The knowledge that Robert gains comes from the original motive of looking for George first reveals his character. In the beginning, Robert was lazy, carefree and didn’t seem to care about much. It is not until George goes missing that he becomes motivated and dedicated which then leads him to discover a slew of secrets. These secrets allow him to hold the power though they originally stemmed from a motive of good character. When he confronts Lady Audley near the end, he basically gives her the power because he doesn’t want to hurt his brother or tarnish the Audley name. After he confronts Lady Audley he says: “I would have condoned our crimes out of pity of your wretchedness, You have refused to to accept my mercy…I shall henceforth only remember my duty to the dead” (291). This seems to suggest that Robert will tell Sir Michael about George and her secret identity, but he does not and Lady Audley gets to him first. This is when Lady Audley suggests that Robert is mad by implying “madness is sometime hereditary” (300). Even though Robert has the upper hand in this moment, he knows Lady Sudley’s secret and still refuses to tell Sir Michael. This shows Robert’s as well as Lady Audley’s character. While Robert holds power over Lady Audley, he chooses not to hurt his brother, but Lady Audley goes directly to him in hopes he will turn on Robert. She tells him that Robert is mad because he says George was murdered at Audley Court, which upsets Sir Michael. The author uses exclamation points and dashes to show his exasperation and disbelief: “This Mr. Talboys—a perfect stranger to all of us—murdered, at Audley Court!” While this is something Robert wanted to avoid (302). Her actions could be proof that Lady Audley does use her situation and knowledge for her benefit and power, and does not care about the emotions of her husband. She uses Sir Michael’s ignorance and Robert’s silence to carry the power at this point in the novel, though it is only because Robert basically let to her.

In the ironic turn of events, Lady Audley is the one who has hereditary madness and this forces her to give the power back to Robert. Again, however, Robert simply wants to send away Lady Audley so that the Audley name is not ruined. After Lady Audley confesses to Sir Michael, Alicia does not know what just happened. Robert does not reveal to details which also proves his character: he is not a gossip. This reminds the reader that he did not seek out these secrets or power, he just came upon them and does not wish to involve anyone who does not need to be. This can be contrasted with the scene where Lady Audley complains to Phoebe about Robert tormenting her because she involves Phoebe and even tries to solve both of their problems with a fire. This solution reveals the madness in her mind. Then when Dr. Mosgrave says, “She has the cunning of madness, with the prudence of intelligence… She is dangerous,” Robert still agrees to go with her to the institution (385). Sir Michael leaves immediately after her confession and does not give their relationship a chance or even wait for the doctor’s verdict on her madness. He leaves her with Robert, which shows how much he trusts him, even though Sir Michael may not have the best judge of character. The reader must remember Robert knows how much Lady Audley hurt his best friend, and he still does not abandon her. While he may have other motivations, like finding our what truly happened to George and upholding the Audley name, it still shows his character. It also shows his final power over Lady Audley, he could have killed her or left her to go insane.

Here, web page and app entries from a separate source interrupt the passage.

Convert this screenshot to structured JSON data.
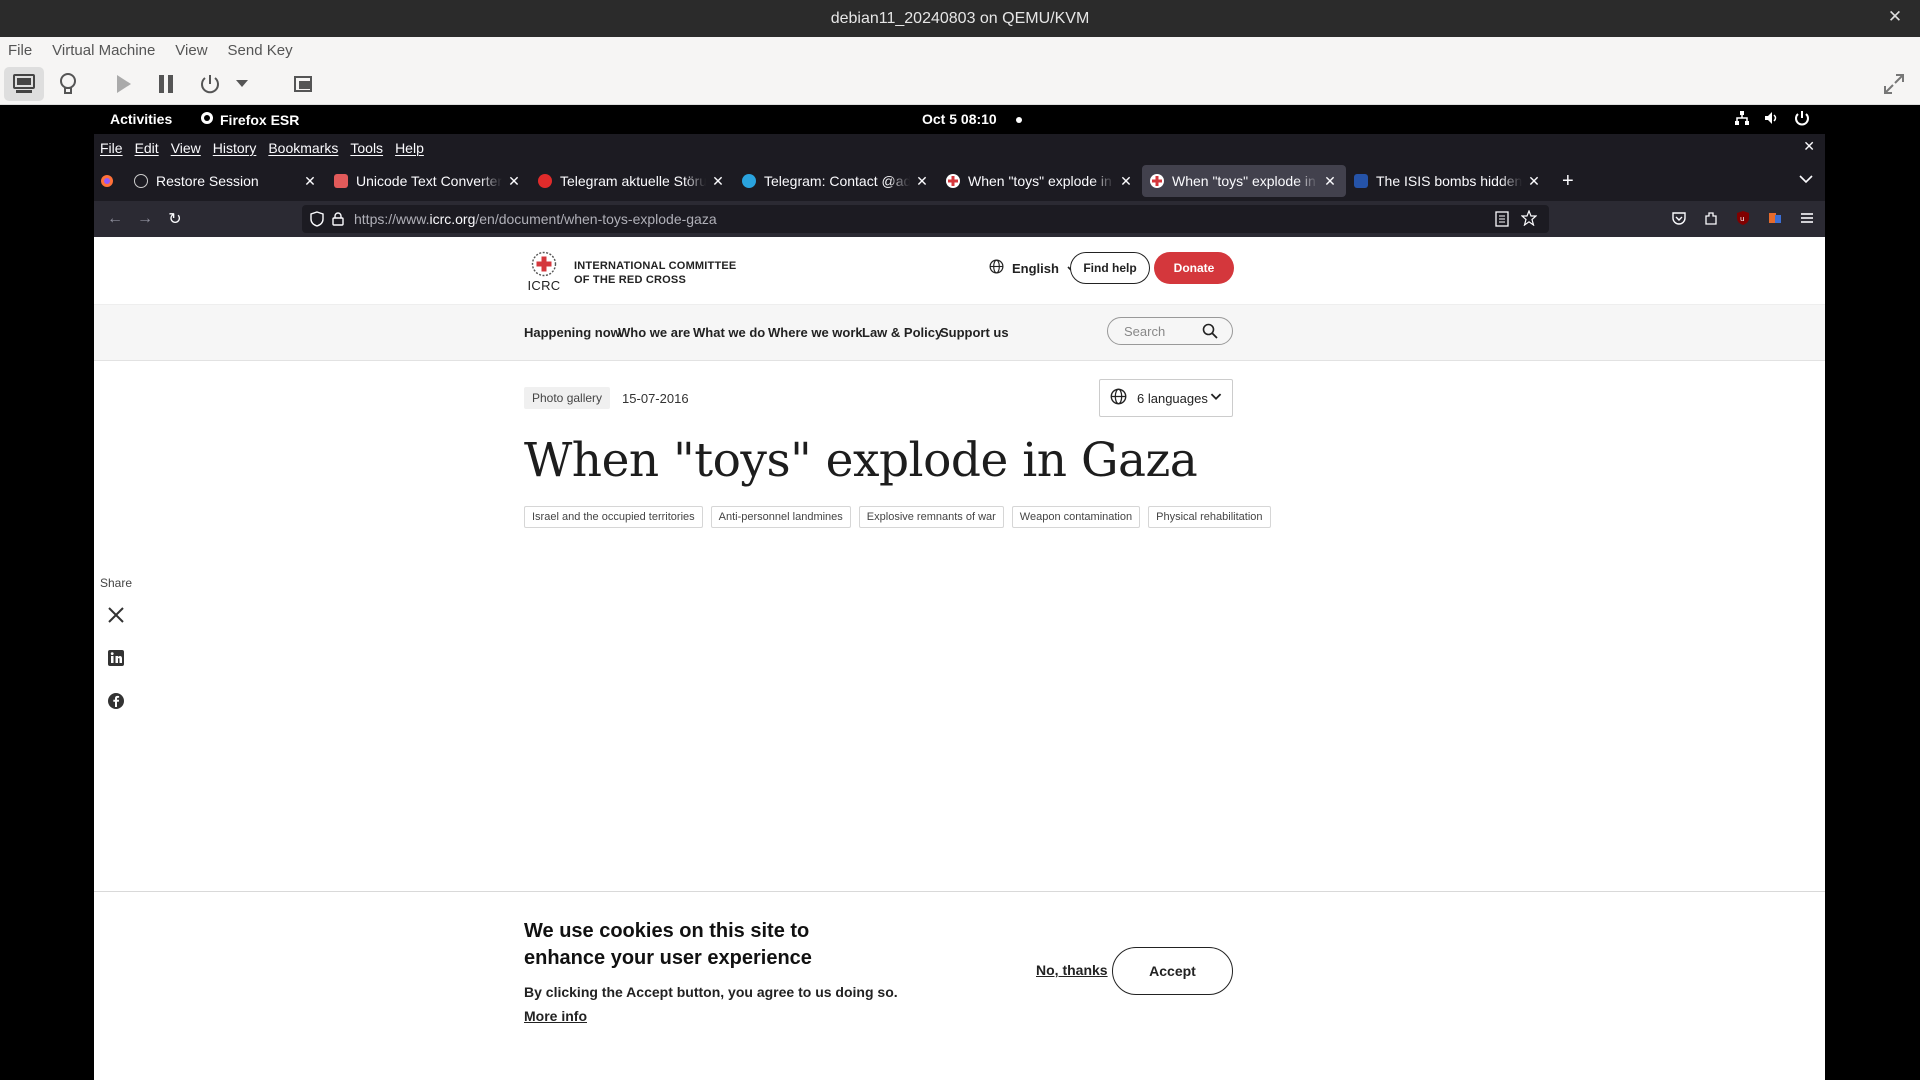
{
  "vm": {
    "title": "debian11_20240803 on QEMU/KVM",
    "menu": [
      "File",
      "Virtual Machine",
      "View",
      "Send Key"
    ]
  },
  "gnome": {
    "activities": "Activities",
    "app_name": "Firefox ESR",
    "clock": "Oct 5  08:10"
  },
  "firefox": {
    "menu": [
      "File",
      "Edit",
      "View",
      "History",
      "Bookmarks",
      "Tools",
      "Help"
    ],
    "tabs": [
      {
        "title": "Restore Session",
        "favicon_color": "#aaaaaa"
      },
      {
        "title": "Unicode Text Converter -",
        "favicon_color": "#e15a5a"
      },
      {
        "title": "Telegram aktuelle Störun",
        "favicon_color": "#e02b2b"
      },
      {
        "title": "Telegram: Contact @adh",
        "favicon_color": "#2aa3de"
      },
      {
        "title": "When \"toys\" explode in G",
        "favicon_color": "#d4373c"
      },
      {
        "title": "When \"toys\" explode in G",
        "favicon_color": "#d4373c"
      },
      {
        "title": "The ISIS bombs hidden in",
        "favicon_color": "#2553a8"
      }
    ],
    "url": {
      "prefix": "https://www.",
      "host": "icrc.org",
      "path": "/en/document/when-toys-explode-gaza"
    }
  },
  "site": {
    "logo_acronym": "ICRC",
    "logo_line1": "INTERNATIONAL COMMITTEE",
    "logo_line2": "OF THE RED CROSS",
    "language": "English",
    "find_help": "Find help",
    "donate": "Donate",
    "nav": [
      "Happening now",
      "Who we are",
      "What we do",
      "Where we work",
      "Law & Policy",
      "Support us"
    ],
    "search_placeholder": "Search"
  },
  "article": {
    "type": "Photo gallery",
    "date": "15-07-2016",
    "languages": "6 languages",
    "title": "When \"toys\" explode in Gaza",
    "tags": [
      "Israel and the occupied territories",
      "Anti-personnel landmines",
      "Explosive remnants of war",
      "Weapon contamination",
      "Physical rehabilitation"
    ]
  },
  "share": {
    "label": "Share"
  },
  "cookie": {
    "heading": "We use cookies on this site to enhance your user experience",
    "description": "By clicking the Accept button, you agree to us doing so.",
    "more_info": "More info",
    "no_thanks": "No, thanks",
    "accept": "Accept"
  }
}
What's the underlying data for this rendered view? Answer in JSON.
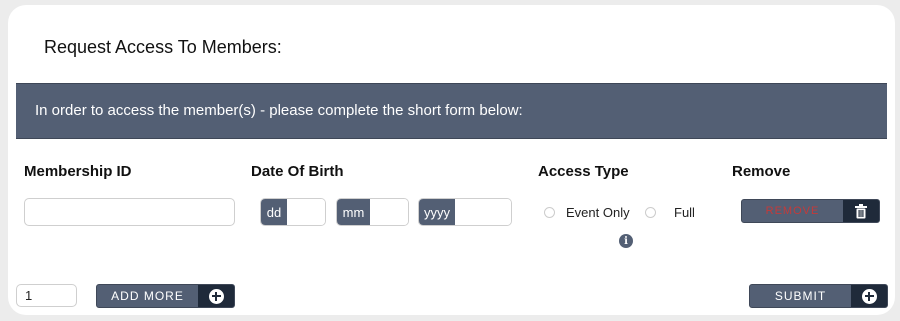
{
  "page": {
    "title": "Request Access To Members:",
    "banner_text": "In order to access the member(s) - please complete the short form below:"
  },
  "columns": {
    "membership_id": "Membership ID",
    "date_of_birth": "Date Of Birth",
    "access_type": "Access Type",
    "remove": "Remove"
  },
  "form_row": {
    "membership_id_value": "",
    "dob": {
      "day_addon": "dd",
      "month_addon": "mm",
      "year_addon": "yyyy",
      "day_value": "",
      "month_value": "",
      "year_value": ""
    },
    "access_options": [
      {
        "label": "Event Only",
        "selected": false
      },
      {
        "label": "Full",
        "selected": false
      }
    ],
    "info_icon": "info-icon",
    "remove_label": "REMOVE",
    "remove_icon": "trash-icon"
  },
  "footer": {
    "count_value": "1",
    "add_more_label": "ADD MORE",
    "add_more_icon": "plus-circle-icon",
    "submit_label": "SUBMIT",
    "submit_icon": "plus-circle-icon"
  },
  "colors": {
    "accent": "#535f74",
    "accent_dark": "#1f2a3a",
    "remove_text": "#c43a3a",
    "background": "#ececec"
  }
}
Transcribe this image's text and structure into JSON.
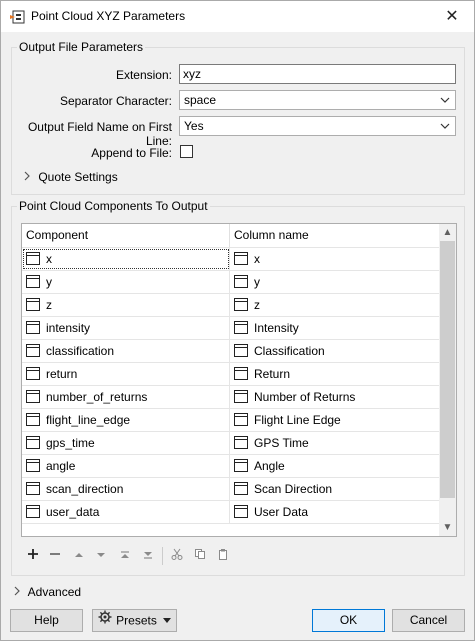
{
  "window": {
    "title": "Point Cloud XYZ Parameters",
    "close_glyph": "✕"
  },
  "output_file": {
    "legend": "Output File Parameters",
    "extension_label": "Extension:",
    "extension_value": "xyz",
    "separator_label": "Separator Character:",
    "separator_value": "space",
    "field_name_label": "Output Field Name on First Line:",
    "field_name_value": "Yes",
    "append_label": "Append to File:",
    "append_checked": false,
    "quote_settings_label": "Quote Settings"
  },
  "components": {
    "legend": "Point Cloud Components To Output",
    "columns": [
      "Component",
      "Column name"
    ],
    "rows": [
      {
        "component": "x",
        "column": "x"
      },
      {
        "component": "y",
        "column": "y"
      },
      {
        "component": "z",
        "column": "z"
      },
      {
        "component": "intensity",
        "column": "Intensity"
      },
      {
        "component": "classification",
        "column": "Classification"
      },
      {
        "component": "return",
        "column": "Return"
      },
      {
        "component": "number_of_returns",
        "column": "Number of Returns"
      },
      {
        "component": "flight_line_edge",
        "column": "Flight Line Edge"
      },
      {
        "component": "gps_time",
        "column": "GPS Time"
      },
      {
        "component": "angle",
        "column": "Angle"
      },
      {
        "component": "scan_direction",
        "column": "Scan Direction"
      },
      {
        "component": "user_data",
        "column": "User Data"
      }
    ],
    "toolbar_icons": [
      "plus-icon",
      "minus-icon",
      "move-up-icon",
      "move-down-icon",
      "move-top-icon",
      "move-bottom-icon",
      "cut-icon",
      "copy-icon",
      "paste-icon"
    ]
  },
  "advanced_label": "Advanced",
  "buttons": {
    "help": "Help",
    "presets": "Presets",
    "ok": "OK",
    "cancel": "Cancel"
  },
  "colors": {
    "default_button_border": "#0078d7",
    "app_icon_orange": "#e87722"
  }
}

The power struggle between Lady Audley and Robert can be disguised as who holds the knowledge, though the true possession of power is held by Robert because of his character. He reveals his good character again and again with his decisions and how he handles the power, which in turn reveals Lady Audley’s character as she does almost the opposite in each instance. His aversion of scandal also shows that he did not dig up these secrets for the fun or drama of it, and the preservation of the Audley name proves he doesn’t want to be taken as something he is not. Robert is the moral character in the story, and this is why he holds the power.